Original production rates of phosphates were projected at 90,000 tons per year [DN 2-15-53]. The original cost of the plant was about $5M. A later article indicated that actual production varied between 10,000 tons to 70,000 tons [SLT, 7-8-56] Byproducts included about 300,000 tons/year of gypsum.
Because of the "unfirm surface of the ground" construction of the plant required workers to build a haul road from the ASARCO slag pile so that thousands of yards of slag could be used for fill. The slag was then covered with sand "to stabilize it" [SLT, 5-17-53].
At the time production ceased in 1986, phosphoric acid and dry phosphate were being produced at rates of 150 tons per day and 200 tons per day, respectively. Since 1986, a portion of the gypsum from the gypsum stack was mined, processed for sale, and sold as a soil additive for off-site applications. From 1987 - 1994, Four Court Inc pelletized the phosphogypsum tailings material with potassium chloride, potassium sulfate and molasses and sold the material as a soil additive. The footprint of the phosphogypsum stack covers about 385 acres. It is believed to contain approximately 6 million cubic yards of material. The plant was dismantled in June - Oct 1995. The non recycleable materials were disposed of on the phosphogypsum stack.

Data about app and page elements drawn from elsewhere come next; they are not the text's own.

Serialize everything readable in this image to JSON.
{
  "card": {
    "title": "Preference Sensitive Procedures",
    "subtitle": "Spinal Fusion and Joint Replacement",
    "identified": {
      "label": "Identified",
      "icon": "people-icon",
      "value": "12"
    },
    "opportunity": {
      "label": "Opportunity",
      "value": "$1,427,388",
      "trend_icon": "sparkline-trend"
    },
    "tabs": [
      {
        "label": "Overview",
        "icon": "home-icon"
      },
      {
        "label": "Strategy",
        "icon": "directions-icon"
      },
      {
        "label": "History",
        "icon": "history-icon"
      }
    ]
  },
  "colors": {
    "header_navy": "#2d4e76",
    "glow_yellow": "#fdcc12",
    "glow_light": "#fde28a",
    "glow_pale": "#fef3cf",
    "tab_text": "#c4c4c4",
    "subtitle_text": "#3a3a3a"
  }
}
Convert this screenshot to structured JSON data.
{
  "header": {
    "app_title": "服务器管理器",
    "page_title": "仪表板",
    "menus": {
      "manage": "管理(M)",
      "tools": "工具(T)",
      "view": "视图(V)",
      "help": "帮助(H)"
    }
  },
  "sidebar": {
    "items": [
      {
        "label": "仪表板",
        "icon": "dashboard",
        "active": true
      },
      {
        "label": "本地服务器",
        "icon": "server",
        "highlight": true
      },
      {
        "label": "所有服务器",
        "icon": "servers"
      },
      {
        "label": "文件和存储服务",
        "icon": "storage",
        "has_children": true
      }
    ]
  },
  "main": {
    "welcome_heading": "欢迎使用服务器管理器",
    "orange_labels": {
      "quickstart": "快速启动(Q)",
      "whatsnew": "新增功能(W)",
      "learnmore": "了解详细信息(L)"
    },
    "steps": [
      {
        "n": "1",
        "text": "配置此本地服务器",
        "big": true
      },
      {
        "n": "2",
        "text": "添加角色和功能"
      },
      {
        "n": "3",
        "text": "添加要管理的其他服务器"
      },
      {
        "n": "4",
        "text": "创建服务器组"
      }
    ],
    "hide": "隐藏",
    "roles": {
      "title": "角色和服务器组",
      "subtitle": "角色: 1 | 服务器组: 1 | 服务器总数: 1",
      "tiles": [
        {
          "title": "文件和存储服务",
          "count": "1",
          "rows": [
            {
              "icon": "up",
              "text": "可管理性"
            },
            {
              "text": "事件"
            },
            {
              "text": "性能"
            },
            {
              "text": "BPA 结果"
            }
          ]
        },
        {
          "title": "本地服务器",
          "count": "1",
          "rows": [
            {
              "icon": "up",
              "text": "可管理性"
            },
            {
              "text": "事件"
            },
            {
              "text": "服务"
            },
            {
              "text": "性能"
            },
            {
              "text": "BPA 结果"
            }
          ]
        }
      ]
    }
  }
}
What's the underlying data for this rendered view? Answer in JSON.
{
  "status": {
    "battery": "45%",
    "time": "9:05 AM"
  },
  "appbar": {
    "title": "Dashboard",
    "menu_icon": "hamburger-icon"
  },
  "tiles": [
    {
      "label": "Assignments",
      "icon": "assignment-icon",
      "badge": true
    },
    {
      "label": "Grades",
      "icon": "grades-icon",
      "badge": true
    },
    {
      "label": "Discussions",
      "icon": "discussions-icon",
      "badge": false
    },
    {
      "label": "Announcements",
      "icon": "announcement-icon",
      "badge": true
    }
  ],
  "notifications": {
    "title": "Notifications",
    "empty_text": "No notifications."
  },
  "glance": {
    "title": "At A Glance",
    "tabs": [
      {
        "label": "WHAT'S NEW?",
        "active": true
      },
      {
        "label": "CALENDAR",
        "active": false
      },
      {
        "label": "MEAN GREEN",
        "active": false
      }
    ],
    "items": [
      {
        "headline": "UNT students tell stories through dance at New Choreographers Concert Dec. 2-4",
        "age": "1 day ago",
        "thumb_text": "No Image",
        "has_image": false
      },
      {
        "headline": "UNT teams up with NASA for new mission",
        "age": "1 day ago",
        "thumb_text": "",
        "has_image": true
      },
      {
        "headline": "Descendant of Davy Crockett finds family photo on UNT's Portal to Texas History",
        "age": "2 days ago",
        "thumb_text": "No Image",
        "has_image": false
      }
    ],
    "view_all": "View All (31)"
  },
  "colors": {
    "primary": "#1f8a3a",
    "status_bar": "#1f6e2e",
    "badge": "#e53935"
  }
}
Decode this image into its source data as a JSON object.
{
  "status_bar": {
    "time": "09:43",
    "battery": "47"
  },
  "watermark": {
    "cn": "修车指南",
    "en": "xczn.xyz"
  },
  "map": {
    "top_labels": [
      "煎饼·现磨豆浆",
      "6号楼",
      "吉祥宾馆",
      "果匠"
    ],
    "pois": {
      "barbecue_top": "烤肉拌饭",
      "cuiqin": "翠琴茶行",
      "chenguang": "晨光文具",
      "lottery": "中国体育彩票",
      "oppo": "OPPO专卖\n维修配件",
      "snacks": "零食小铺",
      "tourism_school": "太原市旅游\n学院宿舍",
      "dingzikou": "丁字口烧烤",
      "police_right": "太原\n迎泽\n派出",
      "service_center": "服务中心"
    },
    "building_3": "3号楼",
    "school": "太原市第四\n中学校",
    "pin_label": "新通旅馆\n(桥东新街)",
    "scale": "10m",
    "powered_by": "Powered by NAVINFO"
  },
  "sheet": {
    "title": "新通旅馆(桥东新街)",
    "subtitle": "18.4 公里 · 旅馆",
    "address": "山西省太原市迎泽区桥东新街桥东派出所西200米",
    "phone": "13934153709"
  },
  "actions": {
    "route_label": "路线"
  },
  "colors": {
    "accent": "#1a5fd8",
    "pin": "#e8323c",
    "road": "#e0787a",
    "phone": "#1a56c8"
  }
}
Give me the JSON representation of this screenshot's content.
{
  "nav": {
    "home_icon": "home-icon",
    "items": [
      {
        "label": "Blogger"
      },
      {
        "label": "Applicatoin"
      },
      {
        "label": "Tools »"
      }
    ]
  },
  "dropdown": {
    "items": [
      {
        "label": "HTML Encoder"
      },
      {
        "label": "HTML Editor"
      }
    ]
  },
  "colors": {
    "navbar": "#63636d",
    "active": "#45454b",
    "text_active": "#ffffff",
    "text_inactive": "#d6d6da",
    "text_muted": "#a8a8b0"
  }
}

In 2005, only the Administration building remained.
The following comes from "Utah's Cinderella Minerals" published in Utah Historical Quarterly, Summer 1963, Volume 31, Number 3, page 233:
Although phosphate rock had been mined intermittently since 1941, Utah's output of that mineral attained national significance in 1954. That year the San Francisco Chemical Company began phosphate-rock mining operations in the Crawford Mountains area of Rich County. The ore was shipped to Leefe, Wyoming, for beneficiation, and a large portion was sold to the Western Phosphates Company plant at Garfield, Utah. This plant was built at Garfield in 1953, principally because of availability of the sulphuric acid recovered by the Garfield Chemical Company by processing the gaseous effluents from the smelting of copper concentrates. Operations beginning in 1954 produced a wide variety of phosphate and phosphate-based fertilizers, as well as phosphoric acid, principally for out-of-state markets. The San Francisco Chemical Company acquired phosphate-rock reserves north of Vernal, Utah, in 1959, and began full scale production in 1961. A concentrating mill on the mining site produces concentrates which are hauled by truck (and rail) about 200 miles to the Western Phosphates Company plant.
The fertilizer plant at Garfield used an yearly average of 12,000 tons of phosphate rock mined near Vernal. (Salt Lake Tribune, September 11, 1958)